For each line below with the word "true", write out a copy.

-- Opening Marker --

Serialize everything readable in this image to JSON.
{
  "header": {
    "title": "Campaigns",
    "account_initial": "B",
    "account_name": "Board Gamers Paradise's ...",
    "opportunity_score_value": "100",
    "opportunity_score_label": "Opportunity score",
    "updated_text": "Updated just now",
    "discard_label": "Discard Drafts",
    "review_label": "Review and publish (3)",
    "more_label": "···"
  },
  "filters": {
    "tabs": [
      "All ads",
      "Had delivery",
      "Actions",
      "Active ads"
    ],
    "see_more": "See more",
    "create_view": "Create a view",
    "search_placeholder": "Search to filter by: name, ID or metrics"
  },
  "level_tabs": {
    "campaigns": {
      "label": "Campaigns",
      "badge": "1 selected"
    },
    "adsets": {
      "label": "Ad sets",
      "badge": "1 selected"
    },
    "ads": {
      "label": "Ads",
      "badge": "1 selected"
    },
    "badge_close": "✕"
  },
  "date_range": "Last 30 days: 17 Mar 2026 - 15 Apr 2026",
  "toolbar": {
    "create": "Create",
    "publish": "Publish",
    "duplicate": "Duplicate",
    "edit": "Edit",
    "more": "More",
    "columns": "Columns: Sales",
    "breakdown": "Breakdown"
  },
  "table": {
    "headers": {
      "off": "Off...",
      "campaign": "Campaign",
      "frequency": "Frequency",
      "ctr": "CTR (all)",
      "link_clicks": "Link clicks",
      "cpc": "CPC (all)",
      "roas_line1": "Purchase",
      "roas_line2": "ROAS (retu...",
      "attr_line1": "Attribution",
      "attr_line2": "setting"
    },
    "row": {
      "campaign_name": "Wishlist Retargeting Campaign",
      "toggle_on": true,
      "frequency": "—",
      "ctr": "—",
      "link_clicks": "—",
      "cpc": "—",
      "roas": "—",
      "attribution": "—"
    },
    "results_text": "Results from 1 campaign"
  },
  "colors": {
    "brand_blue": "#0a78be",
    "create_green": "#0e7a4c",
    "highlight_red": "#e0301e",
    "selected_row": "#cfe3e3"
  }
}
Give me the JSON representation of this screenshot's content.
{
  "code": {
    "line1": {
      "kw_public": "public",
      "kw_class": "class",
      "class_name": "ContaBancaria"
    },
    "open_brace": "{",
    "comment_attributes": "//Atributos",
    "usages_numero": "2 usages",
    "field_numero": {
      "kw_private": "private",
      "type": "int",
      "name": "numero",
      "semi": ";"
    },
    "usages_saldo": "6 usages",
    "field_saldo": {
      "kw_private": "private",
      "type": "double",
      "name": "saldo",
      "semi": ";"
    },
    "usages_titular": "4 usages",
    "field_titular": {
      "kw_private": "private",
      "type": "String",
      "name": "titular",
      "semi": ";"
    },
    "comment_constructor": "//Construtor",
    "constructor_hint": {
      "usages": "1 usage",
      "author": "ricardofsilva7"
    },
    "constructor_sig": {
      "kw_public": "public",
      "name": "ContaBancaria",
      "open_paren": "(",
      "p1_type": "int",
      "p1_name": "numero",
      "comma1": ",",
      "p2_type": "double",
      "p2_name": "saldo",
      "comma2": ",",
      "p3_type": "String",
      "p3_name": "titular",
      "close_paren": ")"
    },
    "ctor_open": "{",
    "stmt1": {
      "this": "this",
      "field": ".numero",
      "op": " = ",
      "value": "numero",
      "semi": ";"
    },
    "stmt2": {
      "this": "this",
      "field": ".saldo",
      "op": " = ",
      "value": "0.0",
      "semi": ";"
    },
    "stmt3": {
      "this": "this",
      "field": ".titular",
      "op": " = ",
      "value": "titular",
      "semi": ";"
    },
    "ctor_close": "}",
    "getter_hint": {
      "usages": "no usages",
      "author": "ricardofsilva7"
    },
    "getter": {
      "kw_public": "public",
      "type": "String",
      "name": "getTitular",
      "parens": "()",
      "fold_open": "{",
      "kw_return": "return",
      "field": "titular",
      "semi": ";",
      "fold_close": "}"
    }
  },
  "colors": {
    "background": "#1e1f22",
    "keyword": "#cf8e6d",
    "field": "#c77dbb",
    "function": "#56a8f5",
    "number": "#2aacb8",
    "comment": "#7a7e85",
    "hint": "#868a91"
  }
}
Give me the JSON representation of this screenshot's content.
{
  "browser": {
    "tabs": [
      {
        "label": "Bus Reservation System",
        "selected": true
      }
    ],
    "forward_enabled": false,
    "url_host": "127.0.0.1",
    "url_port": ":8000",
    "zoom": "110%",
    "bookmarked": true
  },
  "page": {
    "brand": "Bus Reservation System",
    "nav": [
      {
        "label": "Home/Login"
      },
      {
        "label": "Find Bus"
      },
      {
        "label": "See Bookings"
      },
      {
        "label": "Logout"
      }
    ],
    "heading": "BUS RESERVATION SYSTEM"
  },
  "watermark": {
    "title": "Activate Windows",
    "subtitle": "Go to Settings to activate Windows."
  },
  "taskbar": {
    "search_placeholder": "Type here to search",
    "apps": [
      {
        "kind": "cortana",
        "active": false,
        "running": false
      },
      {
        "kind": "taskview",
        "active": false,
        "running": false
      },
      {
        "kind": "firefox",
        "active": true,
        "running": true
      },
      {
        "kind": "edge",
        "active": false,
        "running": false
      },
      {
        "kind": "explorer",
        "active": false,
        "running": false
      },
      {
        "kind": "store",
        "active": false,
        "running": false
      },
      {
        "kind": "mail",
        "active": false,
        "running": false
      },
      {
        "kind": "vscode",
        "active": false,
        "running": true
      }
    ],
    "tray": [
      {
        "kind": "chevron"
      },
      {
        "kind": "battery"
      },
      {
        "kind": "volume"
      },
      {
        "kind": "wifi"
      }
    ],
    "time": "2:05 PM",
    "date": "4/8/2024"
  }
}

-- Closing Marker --

(Task answer)
      "toggle_on": true,
        "selected": true
    "bookmarked": true
        "active": true,
        "running": true
        "running": true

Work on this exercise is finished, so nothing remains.